    Research has established EMDR as an effective long-lasting treatment for the disturbing symptoms of anxiety, post-traumatic stress disorder, and other negative symptoms.  Traumatic experiences big and small can interrupt the brain's normal  functioning and ability to process and store memories  These disturbing experiences can overwhelm the nervous system and stay "frozen" in one's memory with the original images, feelings and thoughts.  Unprocessed traumas can negatively impact one's emotional life, relationships, and overall ability to function well and thrive.  EMDR helps you reprocess traumatic memories so they are seen from a new perspective and lose their original intensity.  Guided imagery is used to create safety, and comfortable, calm, and peaceful body states for grounding.  

    EMDR uses bi-lateral stimulation of the brain with eye movements, tactile tapping, or sound to reprocess and reorganize thinking about these painful memories. With trauma, disturbing memories become locked in the right brain hemisphere as fragments with the original feelings, body sensations, sounds, smells, tastes, and thoughts, frozen in time.
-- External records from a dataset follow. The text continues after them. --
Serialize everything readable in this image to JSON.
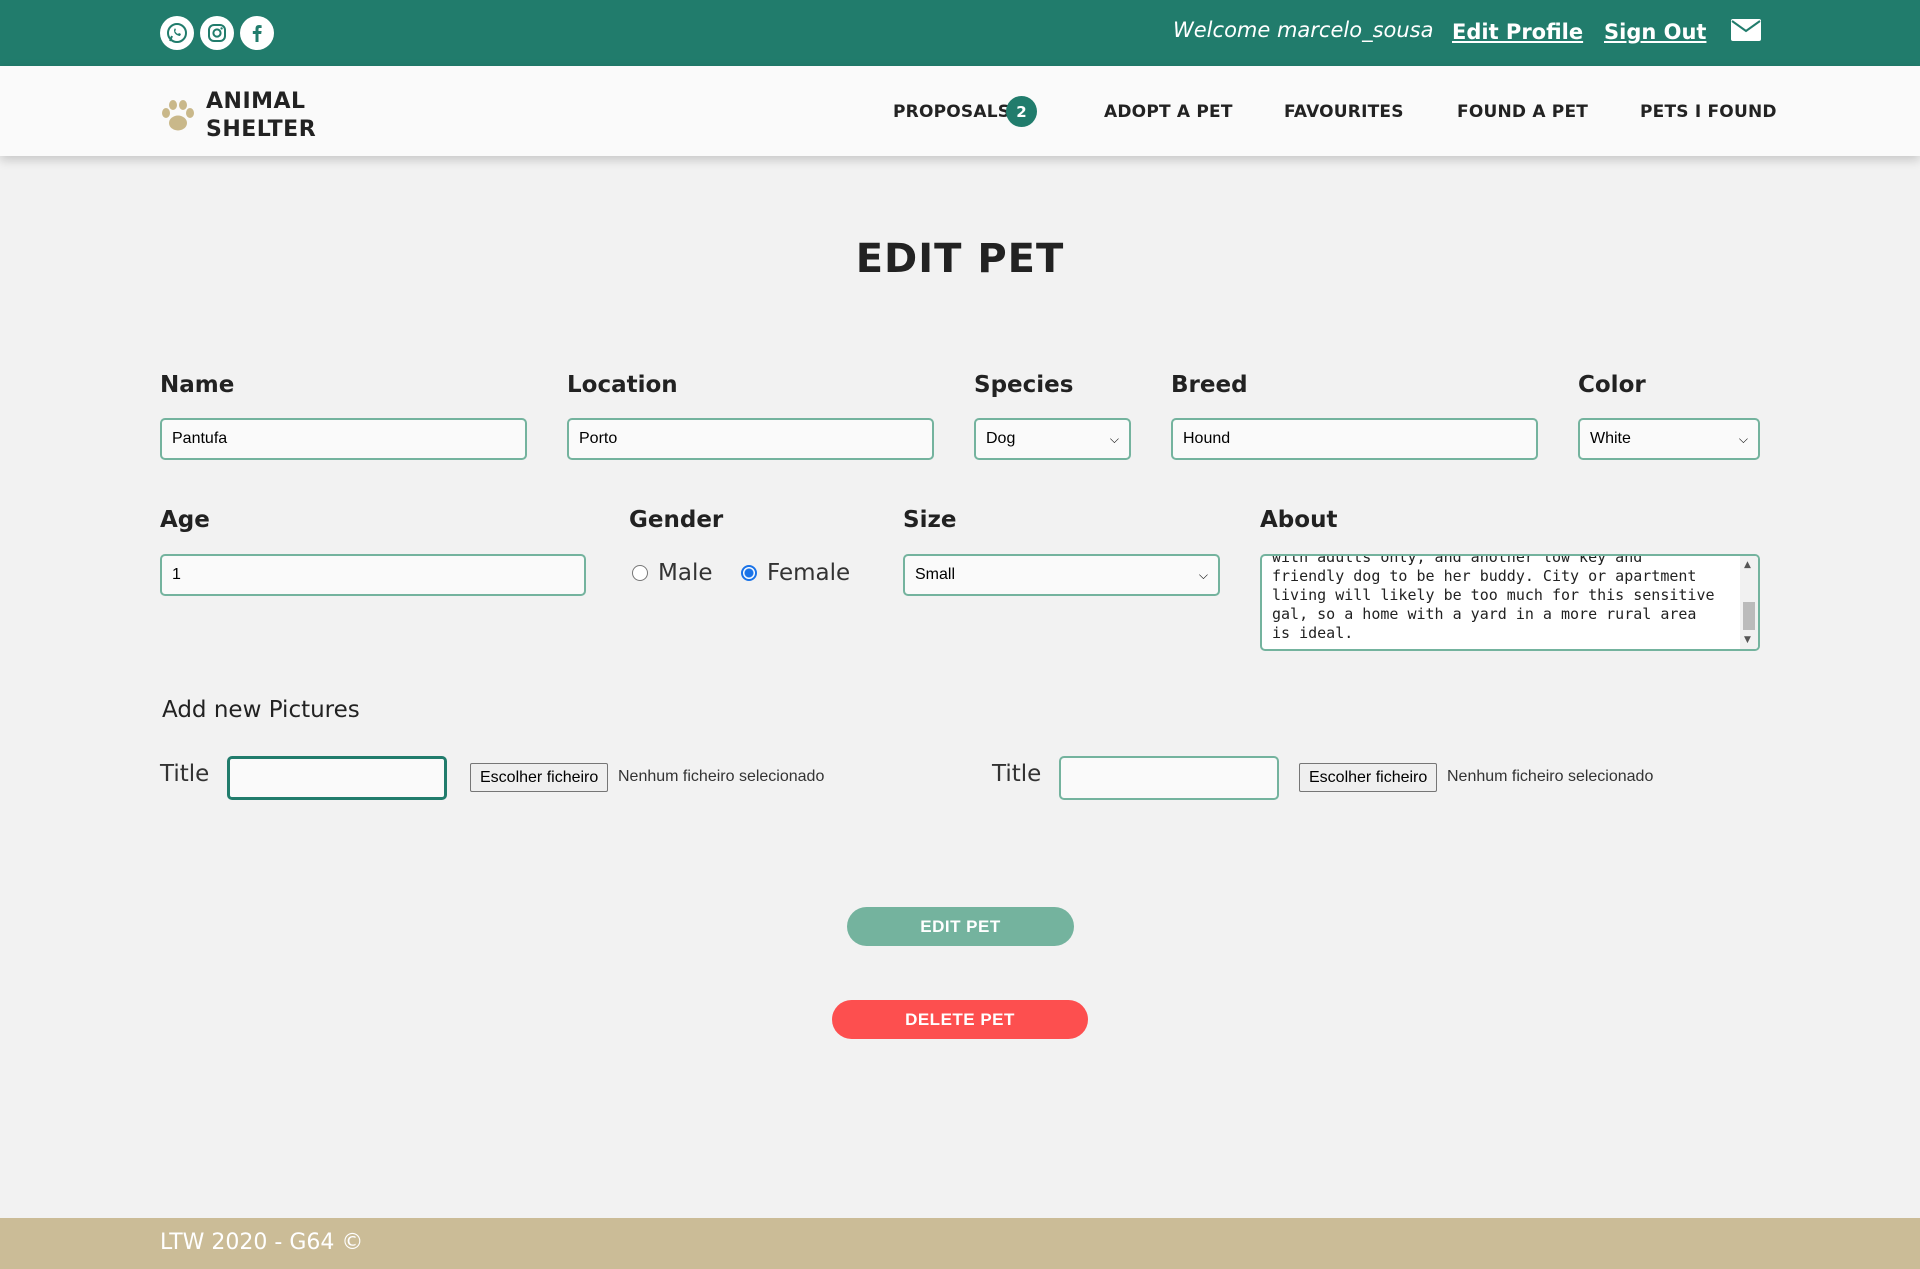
{
  "topbar": {
    "social_icons": [
      "whatsapp-icon",
      "instagram-icon",
      "facebook-icon"
    ],
    "welcome_text": "Welcome marcelo_sousa",
    "edit_profile": "Edit Profile",
    "sign_out": "Sign Out",
    "mail_icon": "mail-icon"
  },
  "nav": {
    "logo_icon": "paw-icon",
    "logo_text": "ANIMAL\nSHELTER",
    "items": [
      "PROPOSALS",
      "ADOPT A PET",
      "FAVOURITES",
      "FOUND A PET",
      "PETS I FOUND"
    ],
    "proposals_count": "2"
  },
  "page": {
    "title": "EDIT PET"
  },
  "form": {
    "name": {
      "label": "Name",
      "value": "Pantufa"
    },
    "location": {
      "label": "Location",
      "value": "Porto"
    },
    "species": {
      "label": "Species",
      "value": "Dog"
    },
    "breed": {
      "label": "Breed",
      "value": "Hound"
    },
    "color": {
      "label": "Color",
      "value": "White"
    },
    "age": {
      "label": "Age",
      "value": "1"
    },
    "gender": {
      "label": "Gender",
      "options": [
        "Male",
        "Female"
      ],
      "selected": "Female"
    },
    "size": {
      "label": "Size",
      "value": "Small"
    },
    "about": {
      "label": "About",
      "visible_text": "with adults only, and another low key and\nfriendly dog to be her buddy. City or apartment\nliving will likely be too much for this sensitive\ngal, so a home with a yard in a more rural area\nis ideal."
    }
  },
  "pictures": {
    "heading": "Add new Pictures",
    "title_label": "Title",
    "file_button": "Escolher ficheiro",
    "no_file": "Nenhum ficheiro selecionado"
  },
  "actions": {
    "edit": "EDIT PET",
    "delete": "DELETE PET"
  },
  "footer": {
    "text": "LTW 2020 - G64 ©"
  },
  "colors": {
    "primary": "#217c6c",
    "accent_light": "#74b39e",
    "danger": "#fd4f4f",
    "footer": "#cbbc97",
    "logo_paw": "#c9b88a"
  }
}
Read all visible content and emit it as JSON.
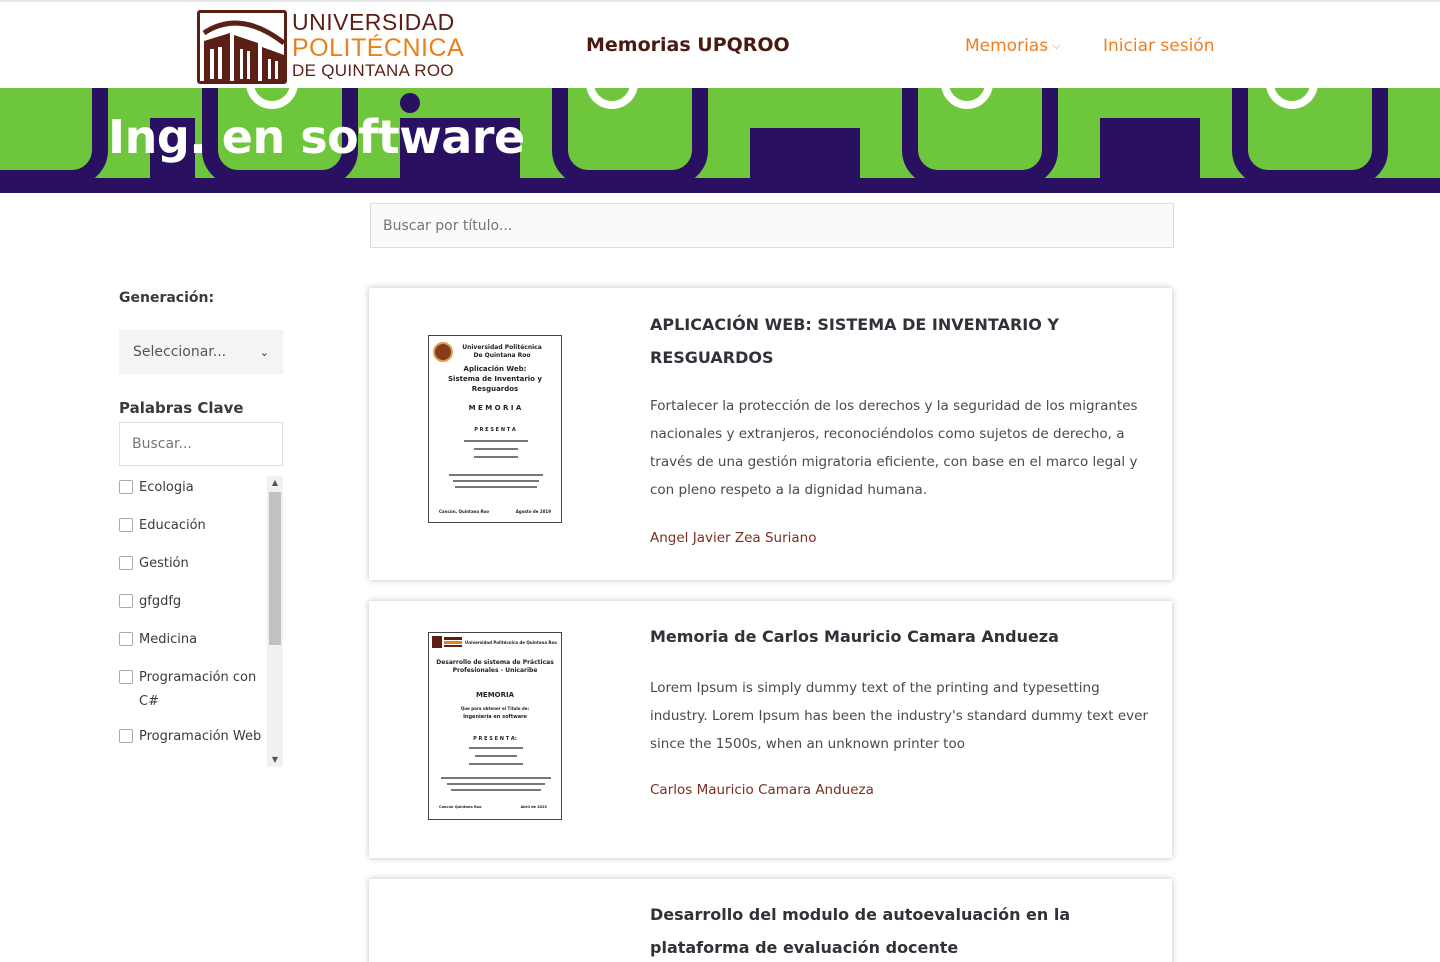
{
  "header": {
    "logo": {
      "line1": "UNIVERSIDAD",
      "line2": "POLITÉCNICA",
      "line3": "DE QUINTANA ROO"
    },
    "site_title": "Memorias UPQROO",
    "nav": {
      "memorias": "Memorias",
      "login": "Iniciar sesión"
    },
    "colors": {
      "brand_brown": "#5b1f16",
      "brand_orange": "#f07e1f"
    }
  },
  "banner": {
    "title": "Ing. en software",
    "colors": {
      "green": "#6dc63b",
      "purple": "#2a1060"
    }
  },
  "search": {
    "placeholder": "Buscar por título..."
  },
  "sidebar": {
    "generation_label": "Generación:",
    "generation_select": "Seleccionar...",
    "keywords_label": "Palabras Clave",
    "keywords_placeholder": "Buscar...",
    "keywords": [
      {
        "label": "Ecologia"
      },
      {
        "label": "Educación"
      },
      {
        "label": "Gestión"
      },
      {
        "label": "gfgdfg"
      },
      {
        "label": "Medicina"
      },
      {
        "label": "Programación con C#"
      },
      {
        "label": "Programación Web"
      }
    ]
  },
  "cards": [
    {
      "title": "APLICACIÓN WEB: SISTEMA DE INVENTARIO Y RESGUARDOS",
      "description": "Fortalecer la protección de los derechos y la seguridad de los migrantes nacionales y extranjeros, reconociéndolos como sujetos de derecho, a través de una gestión migratoria eficiente, con base en el marco legal y con pleno respeto a la dignidad humana.",
      "author": "Angel Javier Zea Suriano",
      "thumb": {
        "l1": "Universidad Politécnica",
        "l2": "De Quintana Roo",
        "l3": "Aplicación Web:",
        "l4": "Sistema de Inventario y",
        "l5": "Resguardos",
        "l6": "M E M O R I A",
        "l7": "P R E S E N T A",
        "l8": "Cancún, Quintana Roo",
        "l9": "Agosto de 2019"
      }
    },
    {
      "title": "Memoria de Carlos Mauricio Camara Andueza",
      "description": "Lorem Ipsum is simply dummy text of the printing and typesetting industry. Lorem Ipsum has been the industry's standard dummy text ever since the 1500s, when an unknown printer too",
      "author": "Carlos Mauricio Camara Andueza",
      "thumb": {
        "l1": "Universidad Politécnica de Quintana Roo",
        "l2": "Desarrollo de sistema de Prácticas",
        "l3": "Profesionales - Unicaribe",
        "l4": "MEMORIA",
        "l5": "Que para obtener el Título de:",
        "l6": "Ingeniería en software",
        "l7": "P R E S E N T A:",
        "l8": "Cancún Quintana Roo",
        "l9": "Abril de 2023"
      }
    },
    {
      "title": "Desarrollo del modulo de autoevaluación en la plataforma de evaluación docente"
    }
  ]
}
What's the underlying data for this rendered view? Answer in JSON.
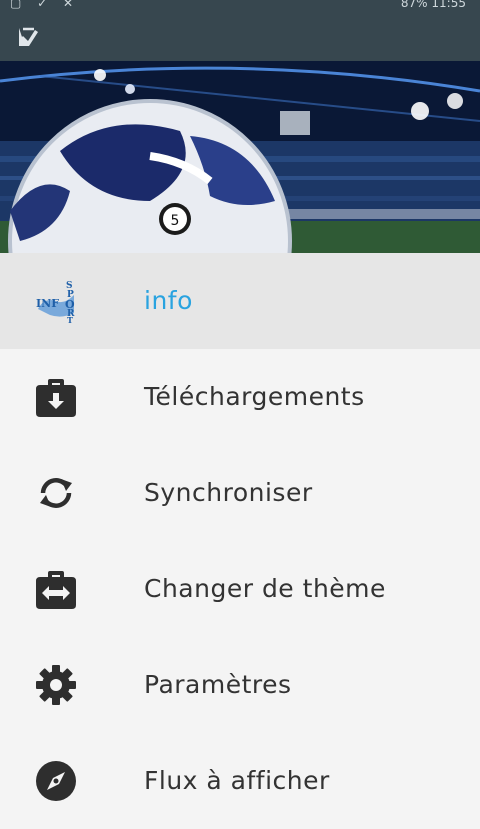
{
  "status_bar": {
    "left_icons": [
      "notification-icon",
      "check-icon",
      "mute-icon"
    ],
    "battery": "87%",
    "time": "11:55"
  },
  "app_bar": {
    "icon": "app-logo-icon"
  },
  "header": {
    "image": "football-stadium-image"
  },
  "drawer": {
    "accent_color": "#29a3e0",
    "items": [
      {
        "label": "info",
        "icon": "info-sport-logo",
        "selected": true
      },
      {
        "label": "Téléchargements",
        "icon": "download-briefcase-icon"
      },
      {
        "label": "Synchroniser",
        "icon": "sync-icon"
      },
      {
        "label": "Changer de thème",
        "icon": "swap-theme-icon"
      },
      {
        "label": "Paramètres",
        "icon": "settings-gear-icon"
      },
      {
        "label": "Flux à afficher",
        "icon": "compass-icon"
      }
    ]
  }
}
The bilateral stimulation integrates these memory fragments with the left brain hemisphere responsible for language, so the information can be processed into a coherent narrative.

    No one knows exactly how it works but these eye movements are likened to what occurs naturally during REM (rapid eye movement) or dream sleep.  EMDR links memories so information is processed quickly like the rapid free association that occurs during deep sleep states. There is a dual focus of being present and witnessing experiences from the past. Mindfulness is developed as you observe and notice what happens without censoring or judging.  Imagining a better resolution can quiet a hyper-stimulated nervous system.  With this dual focus of witnessing, your adult present day self can nurture, rescue, care for, comfort and protect the frightened child that may have been alone.  The limbic system responsible for the "fight"," flight", or "freeze" response is calmed so problematic triggers for symptoms like panic, recurrent nightmares, and flashbacks are resolved. 

    Processing disturbing memories with this observational stance unlocks them from the nervous system and places them in their historical past so they become less intense. Unprocessed disturbing experiences are reorganized so new information can be incorporated for understanding, insight, and present day resolution. 

     The method is used by the U.S. Department of Veterans Affairs and Department of Defense, and Military and rescue operations internationally.  Controlled research studies have consistently found that EMDR decreases or eliminates symptoms of PTSD.  It is effective for single incident traumas (big and small) as well as for complicated PTSD.  It has also been found effective for:
Grief and Loss
Anxiety, Fears, Phobias
Depression
Creativity and Performance Blocks
Sexual Abuse
History of Childhood Trauma, Abuse or Neglect
Dissociative Identity Disorder (formerly Multiple Personality Disorder)


     Needless to say a childhood history of trauma and multiple critical incidents require longer treatment but the benefits can be profoundly life altering.  The treatment is based on the concept that every one has the natural capacity to access inner resources for organic healing and wholeness.

*Taken from the EMDRIA website